(Page and application data records)
^^^^

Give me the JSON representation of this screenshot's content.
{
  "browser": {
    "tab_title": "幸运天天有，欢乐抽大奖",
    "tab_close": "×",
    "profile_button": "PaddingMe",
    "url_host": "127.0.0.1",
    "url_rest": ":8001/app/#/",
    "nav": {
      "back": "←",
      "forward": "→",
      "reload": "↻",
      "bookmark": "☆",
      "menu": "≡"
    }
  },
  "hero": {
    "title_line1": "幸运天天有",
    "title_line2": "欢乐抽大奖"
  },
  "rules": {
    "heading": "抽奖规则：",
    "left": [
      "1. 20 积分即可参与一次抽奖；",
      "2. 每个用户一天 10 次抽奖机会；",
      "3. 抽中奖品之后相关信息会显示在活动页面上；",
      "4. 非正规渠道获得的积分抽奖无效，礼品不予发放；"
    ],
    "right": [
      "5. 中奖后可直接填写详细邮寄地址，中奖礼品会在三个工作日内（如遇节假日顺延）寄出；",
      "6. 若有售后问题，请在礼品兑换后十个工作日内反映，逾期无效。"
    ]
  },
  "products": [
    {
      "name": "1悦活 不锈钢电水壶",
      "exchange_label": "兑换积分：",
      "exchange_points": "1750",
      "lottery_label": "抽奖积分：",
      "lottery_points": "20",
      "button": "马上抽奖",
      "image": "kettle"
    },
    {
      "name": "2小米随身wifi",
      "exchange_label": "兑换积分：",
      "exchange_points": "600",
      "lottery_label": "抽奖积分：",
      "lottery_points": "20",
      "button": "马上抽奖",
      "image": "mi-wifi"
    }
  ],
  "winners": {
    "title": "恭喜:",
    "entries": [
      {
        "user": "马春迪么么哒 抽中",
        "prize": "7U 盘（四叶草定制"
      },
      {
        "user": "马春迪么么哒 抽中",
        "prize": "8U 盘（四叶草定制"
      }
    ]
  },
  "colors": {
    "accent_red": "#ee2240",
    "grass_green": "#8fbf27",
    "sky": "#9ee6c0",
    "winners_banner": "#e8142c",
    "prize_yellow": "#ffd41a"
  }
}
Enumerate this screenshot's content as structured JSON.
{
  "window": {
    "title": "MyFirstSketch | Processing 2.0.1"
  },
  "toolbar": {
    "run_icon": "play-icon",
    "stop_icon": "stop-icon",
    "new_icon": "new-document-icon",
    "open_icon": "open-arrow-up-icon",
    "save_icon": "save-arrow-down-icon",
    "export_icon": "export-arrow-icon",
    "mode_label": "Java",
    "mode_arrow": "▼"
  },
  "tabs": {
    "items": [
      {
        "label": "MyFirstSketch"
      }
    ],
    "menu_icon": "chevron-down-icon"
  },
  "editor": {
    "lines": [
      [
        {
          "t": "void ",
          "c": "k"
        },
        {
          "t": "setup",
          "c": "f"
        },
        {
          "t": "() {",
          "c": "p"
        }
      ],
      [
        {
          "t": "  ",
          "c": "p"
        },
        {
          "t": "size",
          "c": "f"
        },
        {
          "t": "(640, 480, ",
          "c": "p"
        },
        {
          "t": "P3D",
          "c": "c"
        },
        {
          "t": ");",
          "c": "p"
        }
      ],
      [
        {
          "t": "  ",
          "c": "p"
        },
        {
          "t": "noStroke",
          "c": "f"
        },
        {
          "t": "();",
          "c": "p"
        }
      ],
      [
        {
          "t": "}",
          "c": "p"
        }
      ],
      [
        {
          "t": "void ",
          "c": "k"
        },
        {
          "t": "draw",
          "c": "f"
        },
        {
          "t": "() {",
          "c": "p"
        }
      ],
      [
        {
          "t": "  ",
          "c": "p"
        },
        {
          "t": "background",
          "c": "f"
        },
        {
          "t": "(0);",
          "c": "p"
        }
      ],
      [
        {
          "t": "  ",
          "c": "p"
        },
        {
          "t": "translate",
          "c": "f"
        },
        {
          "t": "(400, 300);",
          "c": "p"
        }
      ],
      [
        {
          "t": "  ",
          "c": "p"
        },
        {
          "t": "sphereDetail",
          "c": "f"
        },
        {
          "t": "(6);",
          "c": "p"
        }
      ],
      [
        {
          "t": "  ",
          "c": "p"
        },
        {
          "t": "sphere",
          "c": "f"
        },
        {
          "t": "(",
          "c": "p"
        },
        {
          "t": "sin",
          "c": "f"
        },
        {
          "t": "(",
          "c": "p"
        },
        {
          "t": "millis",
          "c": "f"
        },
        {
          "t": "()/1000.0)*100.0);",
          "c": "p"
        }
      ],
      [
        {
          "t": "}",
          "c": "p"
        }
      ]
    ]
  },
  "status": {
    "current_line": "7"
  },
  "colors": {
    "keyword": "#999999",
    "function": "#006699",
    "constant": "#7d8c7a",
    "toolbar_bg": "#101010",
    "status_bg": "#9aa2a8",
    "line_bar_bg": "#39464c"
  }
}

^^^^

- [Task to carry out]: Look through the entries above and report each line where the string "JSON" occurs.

- [Exercise solution]:
Give me the JSON representation of this screenshot's content.
Enumerate this screenshot's content as structured JSON.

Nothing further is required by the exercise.